A great film can transport the viewer to a different time and place. When it comes to travel, we all have that one movie scene that will forever invoke the desire to visit or revisit a destination (Audrey Hepburn in Roman Holiday, anyone?). To get ready for the 86th Academy Awards, we'll be discussing how movies can inspire travel with experts this Tuesday, February 25th from 2 p.m. to 3 p.m. EST. Join along in the chat!
Sarah Spagnolo, T+L Special Correspondent & New Media Editor, @SarahSpagnolo
After decades of directing lavish motion pictures such as The Great Gatsby and Moulin Rouge, Baz Luhrmann is turning his attention to a different kind of spectacle: the Faena Saxony Hotel, set to open later this year in Miami Beach. Along with his wife and collaborator, Catherine Martin, Luhrmann will lead the design efforts as a creative director for the hotel, which is just one element of a massive complex developed by industrialist Len Blavatnik and real estate tycoon Alan Faena, who is known for his buzzy, Philippe Starck–designed boutique hotel in Buenos Aires. The project will also include an arts center by architect Rem Koolhaas and residences by Foster & Partners. T+L talked with Luhrmann about his plans—and his inspirations.

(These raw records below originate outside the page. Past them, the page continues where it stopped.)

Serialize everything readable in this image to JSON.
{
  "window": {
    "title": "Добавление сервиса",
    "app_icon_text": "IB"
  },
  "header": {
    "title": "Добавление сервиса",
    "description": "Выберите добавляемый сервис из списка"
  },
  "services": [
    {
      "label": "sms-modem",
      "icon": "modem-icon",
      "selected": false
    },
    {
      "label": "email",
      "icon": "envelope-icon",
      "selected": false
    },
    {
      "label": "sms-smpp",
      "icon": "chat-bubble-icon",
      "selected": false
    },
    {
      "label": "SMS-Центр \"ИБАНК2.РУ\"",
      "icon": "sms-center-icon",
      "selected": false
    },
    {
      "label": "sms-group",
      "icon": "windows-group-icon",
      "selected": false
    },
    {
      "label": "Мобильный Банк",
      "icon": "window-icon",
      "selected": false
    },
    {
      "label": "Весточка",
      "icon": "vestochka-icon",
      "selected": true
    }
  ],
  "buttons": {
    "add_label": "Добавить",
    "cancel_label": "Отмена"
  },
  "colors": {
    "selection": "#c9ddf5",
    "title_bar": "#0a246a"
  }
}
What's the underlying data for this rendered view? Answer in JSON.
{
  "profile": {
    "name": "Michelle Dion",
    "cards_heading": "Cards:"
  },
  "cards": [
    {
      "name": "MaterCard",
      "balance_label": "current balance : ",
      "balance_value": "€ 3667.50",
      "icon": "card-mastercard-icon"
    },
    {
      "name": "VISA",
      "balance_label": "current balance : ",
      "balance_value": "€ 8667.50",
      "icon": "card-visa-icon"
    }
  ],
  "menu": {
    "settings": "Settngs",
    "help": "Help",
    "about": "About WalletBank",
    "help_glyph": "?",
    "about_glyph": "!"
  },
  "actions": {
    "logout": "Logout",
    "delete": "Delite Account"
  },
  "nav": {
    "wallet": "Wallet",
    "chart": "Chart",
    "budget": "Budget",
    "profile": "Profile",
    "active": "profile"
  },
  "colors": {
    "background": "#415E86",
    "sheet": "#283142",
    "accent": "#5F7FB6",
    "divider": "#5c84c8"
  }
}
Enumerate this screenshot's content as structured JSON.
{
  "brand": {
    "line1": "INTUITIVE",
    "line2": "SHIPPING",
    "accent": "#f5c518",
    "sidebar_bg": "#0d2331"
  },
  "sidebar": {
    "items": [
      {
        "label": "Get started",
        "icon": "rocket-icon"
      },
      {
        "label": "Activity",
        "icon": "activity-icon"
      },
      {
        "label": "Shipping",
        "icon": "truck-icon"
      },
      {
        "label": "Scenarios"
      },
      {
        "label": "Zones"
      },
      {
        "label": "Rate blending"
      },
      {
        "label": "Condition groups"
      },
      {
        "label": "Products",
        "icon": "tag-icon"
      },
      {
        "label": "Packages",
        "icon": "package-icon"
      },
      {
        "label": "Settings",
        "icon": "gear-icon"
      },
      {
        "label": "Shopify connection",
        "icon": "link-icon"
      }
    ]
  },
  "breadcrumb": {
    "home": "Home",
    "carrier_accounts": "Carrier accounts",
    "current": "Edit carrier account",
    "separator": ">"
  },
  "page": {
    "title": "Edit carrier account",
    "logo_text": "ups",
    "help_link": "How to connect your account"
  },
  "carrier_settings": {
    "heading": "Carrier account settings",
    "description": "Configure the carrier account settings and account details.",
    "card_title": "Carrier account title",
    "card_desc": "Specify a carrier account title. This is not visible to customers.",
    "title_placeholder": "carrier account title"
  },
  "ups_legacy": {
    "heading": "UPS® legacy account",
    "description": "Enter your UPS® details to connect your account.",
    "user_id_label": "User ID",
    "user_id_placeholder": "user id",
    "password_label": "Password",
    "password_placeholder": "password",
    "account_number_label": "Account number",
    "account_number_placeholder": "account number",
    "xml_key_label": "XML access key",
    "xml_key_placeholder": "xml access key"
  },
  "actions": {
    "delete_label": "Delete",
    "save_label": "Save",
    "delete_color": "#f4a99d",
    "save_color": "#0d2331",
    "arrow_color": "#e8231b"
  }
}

To what limits would you want to be challenged? If you’re like travel videographer and member of Skype’s Moment Makers program, Mike Corey, the answer is: Bring it.
Corey took part in Rerouted: a Skype travel challenge, which dropped him off in Europe without an itinerary. A Skype-selected local met Corey in each country he visited to give him a clue as to where he was going and what he was doing next—from bungee-jumping in Italy to battling an oil-wrestling champion in Turkey.
Now, Windows 8.1 and Skype are giving travel enthusiasts the chance to have their own journey. The winner will receive a two-week trip through Europe for themselves plus a guest, along with travel equipment to document the time abroad. Enter here for your chance to win the ultimate European vacation.
Gabrielle Blitz is Associate Social Media Editor at Travel + Leisure.
We’ve told you about new developments in airline and airport lounges (most recently here and here)—but now the Four Seasons Resort Lanai has debuted its very own version at Honolulu International Airport. Located in the commuter terminal, the 1,000-square-foot lounge means that guests start their hotel experience even before setting foot on the island—and the hotel. Visitors awaiting their 25-minute flights to Lanai will have all the free perks: food, beverages, iPads, Wi-Fi access, charging stations, luggage holding areas, TVs. Plus, a Four Seasons concierge is on hand to assist with check-in and reservations at the restaurant or spa.
Brooke Porter Katz is an Associate Editor at Travel + Leisure. Follow her on Twitter at @brookeporter1.
For the folks of northern Wisconsin, the frigid temperatures have, for the first time in five years, caused Lake Superior to freeze over, granting the tough-skinned tourist access to the string of ice caves spanning the shoreline.
Nearly 40,000 people have already made the mile-long trek across Superior’s frozen surface to see the intricate webs of hoar frost and the dramatic ice formations emerging from the caves’ glittering mouths.